Elkhart County residents with a vision to create connection, beauty, or a celebration in the communities they call home were invited to participate in the Vibrant Communities’ Vibrant Neighborhoods grant program. The since-completed initiative provided funds to applicants who described a project to bring vitality to their neighborhoods.
Paula Turk, a resident of the Melrose Manor community, received a grant to restore a fountain that had once been a cherished neighborhood landmark. Here she describes neighbors’ shared commitment to the revitalization process that ensured the fountain could burble again every evening.
After receiving the grant, I researched and put a production timeline together. I also reached out for advice to the Indiana Landmarks organization, which was great, but, long story short, this was a much bigger undertaking than I ever thought!
A small neighborhood team put in 46 hours of labor. This included scraping, cleaning, sanding, and about 16 hours of power-washing off years of old paint. There was also caulking and another four hours of shopping for paint and supplies. If you add in the time spent aligning with the neighborhood on the project, we had 50 hours into this project.
The project took a lot longer and was much more expensive than I thought it would be. We used almost all the $500 from the grant for paint and supplies.
Melrose Manor’s residents are very happy with the results, and we are grateful for the grant and idea. We probably wouldn’t have done this without funds — or at least not this year.
After the painting was completed, the fountain’s motor died.
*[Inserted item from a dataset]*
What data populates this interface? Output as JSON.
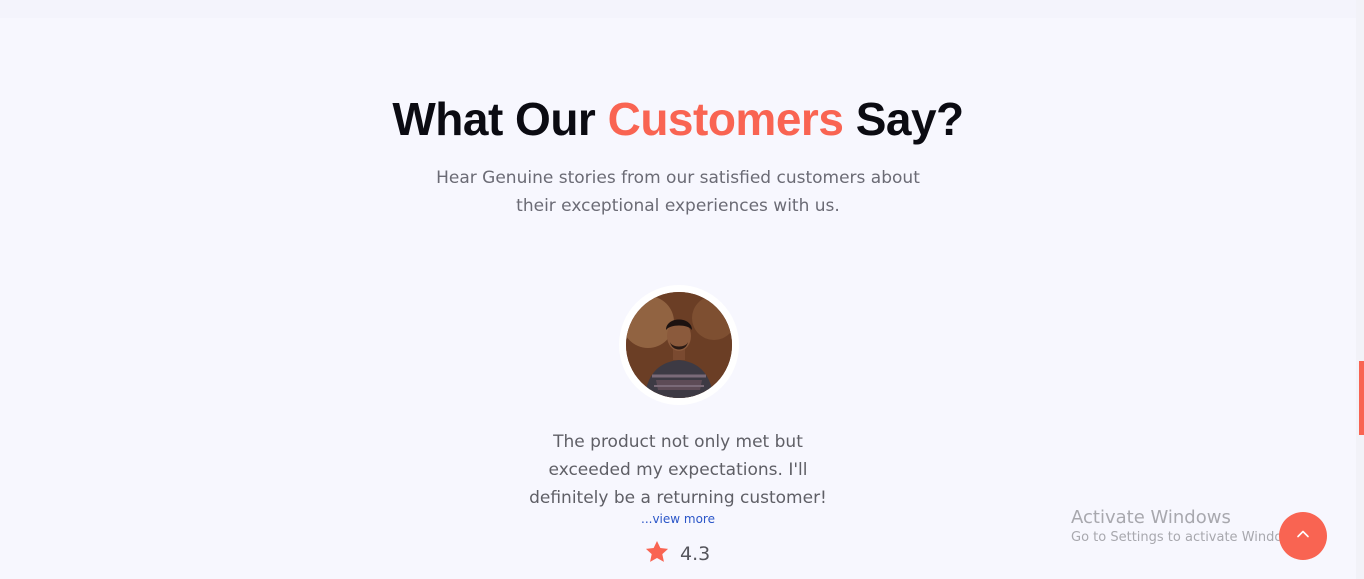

The neighborhood chipped in to purchase a new one for about $348.
The effort included Chuck Gleissner, Duane Roach, Steve Crawford, Marva Netherland, and Angie McMahon.
–Paula Turk, Melrose Manor
Pictured: Angie McMahon, Marva Netherland and Bill Cohen